(Dataset rows for apps and sites)
:::::

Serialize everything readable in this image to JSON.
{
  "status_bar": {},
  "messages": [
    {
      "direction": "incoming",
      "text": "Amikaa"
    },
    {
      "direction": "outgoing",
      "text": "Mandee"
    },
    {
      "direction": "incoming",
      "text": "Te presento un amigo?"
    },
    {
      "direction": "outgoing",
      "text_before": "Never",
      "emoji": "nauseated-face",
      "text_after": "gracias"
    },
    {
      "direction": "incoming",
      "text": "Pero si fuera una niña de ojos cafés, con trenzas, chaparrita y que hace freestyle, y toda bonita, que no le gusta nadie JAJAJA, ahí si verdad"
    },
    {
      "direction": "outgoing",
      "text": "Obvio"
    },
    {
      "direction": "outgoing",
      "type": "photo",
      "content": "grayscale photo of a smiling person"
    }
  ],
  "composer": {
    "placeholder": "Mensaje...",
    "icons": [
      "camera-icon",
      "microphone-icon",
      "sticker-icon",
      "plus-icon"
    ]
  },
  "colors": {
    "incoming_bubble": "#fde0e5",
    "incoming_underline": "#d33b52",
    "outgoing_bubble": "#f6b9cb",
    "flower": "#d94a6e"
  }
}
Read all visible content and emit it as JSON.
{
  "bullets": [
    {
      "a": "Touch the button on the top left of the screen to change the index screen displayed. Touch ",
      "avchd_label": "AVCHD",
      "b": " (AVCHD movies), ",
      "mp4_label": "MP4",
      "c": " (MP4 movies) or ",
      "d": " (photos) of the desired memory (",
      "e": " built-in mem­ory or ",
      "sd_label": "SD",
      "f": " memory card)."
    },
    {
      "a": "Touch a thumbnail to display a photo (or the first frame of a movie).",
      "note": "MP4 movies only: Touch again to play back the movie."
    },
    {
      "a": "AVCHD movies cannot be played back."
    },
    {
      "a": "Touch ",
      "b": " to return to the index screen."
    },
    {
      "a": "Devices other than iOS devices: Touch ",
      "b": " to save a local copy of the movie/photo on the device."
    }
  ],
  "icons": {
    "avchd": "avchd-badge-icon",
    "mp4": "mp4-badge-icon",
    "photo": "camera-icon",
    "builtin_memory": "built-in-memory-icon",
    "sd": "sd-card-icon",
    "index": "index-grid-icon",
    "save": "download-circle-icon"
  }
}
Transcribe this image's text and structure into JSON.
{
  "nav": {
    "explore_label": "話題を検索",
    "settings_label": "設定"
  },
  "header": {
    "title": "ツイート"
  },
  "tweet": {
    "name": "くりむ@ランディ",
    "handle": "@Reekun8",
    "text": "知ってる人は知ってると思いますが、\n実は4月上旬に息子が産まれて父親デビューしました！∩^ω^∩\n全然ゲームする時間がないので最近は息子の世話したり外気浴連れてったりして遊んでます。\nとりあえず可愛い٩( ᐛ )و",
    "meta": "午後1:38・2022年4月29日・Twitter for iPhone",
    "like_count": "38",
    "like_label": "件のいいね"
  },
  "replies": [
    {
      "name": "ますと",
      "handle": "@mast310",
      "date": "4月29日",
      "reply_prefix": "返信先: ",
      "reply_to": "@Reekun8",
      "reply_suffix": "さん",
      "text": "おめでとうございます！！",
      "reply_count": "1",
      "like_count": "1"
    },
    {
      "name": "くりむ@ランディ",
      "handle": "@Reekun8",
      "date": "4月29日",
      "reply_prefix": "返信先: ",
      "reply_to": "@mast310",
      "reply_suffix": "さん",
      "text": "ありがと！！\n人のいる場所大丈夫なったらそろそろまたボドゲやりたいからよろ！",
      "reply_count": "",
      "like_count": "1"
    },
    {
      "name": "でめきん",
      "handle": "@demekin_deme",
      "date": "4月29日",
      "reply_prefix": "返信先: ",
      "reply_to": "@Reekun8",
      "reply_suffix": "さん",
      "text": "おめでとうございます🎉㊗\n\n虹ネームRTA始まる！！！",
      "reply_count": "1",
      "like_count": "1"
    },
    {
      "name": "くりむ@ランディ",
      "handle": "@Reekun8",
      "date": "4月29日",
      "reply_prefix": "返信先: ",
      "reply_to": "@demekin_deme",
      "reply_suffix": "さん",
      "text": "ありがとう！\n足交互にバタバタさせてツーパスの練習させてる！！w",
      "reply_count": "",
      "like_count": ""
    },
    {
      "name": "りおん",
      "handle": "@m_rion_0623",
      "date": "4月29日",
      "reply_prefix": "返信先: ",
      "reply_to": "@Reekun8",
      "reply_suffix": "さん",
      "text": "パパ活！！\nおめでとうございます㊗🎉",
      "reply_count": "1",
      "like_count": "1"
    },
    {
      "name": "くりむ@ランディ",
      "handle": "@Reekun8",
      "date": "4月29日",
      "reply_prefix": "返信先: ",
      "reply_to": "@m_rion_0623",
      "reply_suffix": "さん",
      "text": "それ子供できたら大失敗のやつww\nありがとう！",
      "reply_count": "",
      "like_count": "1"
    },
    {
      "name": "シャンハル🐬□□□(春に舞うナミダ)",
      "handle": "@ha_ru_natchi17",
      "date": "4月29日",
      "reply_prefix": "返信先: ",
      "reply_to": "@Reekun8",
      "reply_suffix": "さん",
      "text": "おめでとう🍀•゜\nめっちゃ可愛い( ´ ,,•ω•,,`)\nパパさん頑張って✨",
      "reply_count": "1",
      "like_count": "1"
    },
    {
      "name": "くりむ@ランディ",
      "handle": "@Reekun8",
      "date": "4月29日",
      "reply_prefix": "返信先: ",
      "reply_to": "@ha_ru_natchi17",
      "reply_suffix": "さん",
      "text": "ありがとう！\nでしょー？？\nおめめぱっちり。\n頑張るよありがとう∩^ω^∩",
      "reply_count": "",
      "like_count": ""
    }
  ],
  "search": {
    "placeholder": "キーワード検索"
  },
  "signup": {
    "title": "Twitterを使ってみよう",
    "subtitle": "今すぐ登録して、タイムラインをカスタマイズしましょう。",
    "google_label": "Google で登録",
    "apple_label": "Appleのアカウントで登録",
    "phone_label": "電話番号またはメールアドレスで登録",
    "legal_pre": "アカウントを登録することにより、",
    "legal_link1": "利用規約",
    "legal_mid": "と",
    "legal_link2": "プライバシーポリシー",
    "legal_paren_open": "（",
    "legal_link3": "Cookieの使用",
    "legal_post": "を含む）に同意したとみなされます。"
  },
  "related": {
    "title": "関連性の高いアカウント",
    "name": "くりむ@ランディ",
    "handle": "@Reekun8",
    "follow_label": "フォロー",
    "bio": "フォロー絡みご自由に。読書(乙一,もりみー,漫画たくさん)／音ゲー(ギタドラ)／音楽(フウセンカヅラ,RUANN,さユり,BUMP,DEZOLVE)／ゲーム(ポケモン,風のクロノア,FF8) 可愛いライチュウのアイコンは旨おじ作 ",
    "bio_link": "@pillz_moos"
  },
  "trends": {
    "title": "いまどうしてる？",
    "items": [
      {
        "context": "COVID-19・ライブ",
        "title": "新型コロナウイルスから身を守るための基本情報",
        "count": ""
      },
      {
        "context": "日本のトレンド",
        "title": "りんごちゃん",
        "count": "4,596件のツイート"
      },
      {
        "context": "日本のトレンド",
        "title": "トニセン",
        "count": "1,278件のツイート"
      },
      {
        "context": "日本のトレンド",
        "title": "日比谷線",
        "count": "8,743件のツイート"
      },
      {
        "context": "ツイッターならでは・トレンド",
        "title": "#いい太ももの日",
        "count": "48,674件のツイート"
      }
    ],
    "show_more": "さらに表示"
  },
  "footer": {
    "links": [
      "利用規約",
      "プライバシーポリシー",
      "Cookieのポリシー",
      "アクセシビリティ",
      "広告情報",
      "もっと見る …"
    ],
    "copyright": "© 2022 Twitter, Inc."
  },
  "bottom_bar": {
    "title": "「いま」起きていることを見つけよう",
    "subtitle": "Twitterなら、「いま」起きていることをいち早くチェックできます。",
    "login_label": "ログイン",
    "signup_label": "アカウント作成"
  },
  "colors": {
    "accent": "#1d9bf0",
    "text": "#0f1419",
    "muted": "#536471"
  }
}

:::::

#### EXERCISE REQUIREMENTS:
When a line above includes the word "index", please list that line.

#### SOLUTION TO THIS PROBLEM:
      "a": "Touch the button on the top left of the screen to change the index screen displayed. Touch ",
      "b": " to return to the index screen."
    "index": "index-grid-icon",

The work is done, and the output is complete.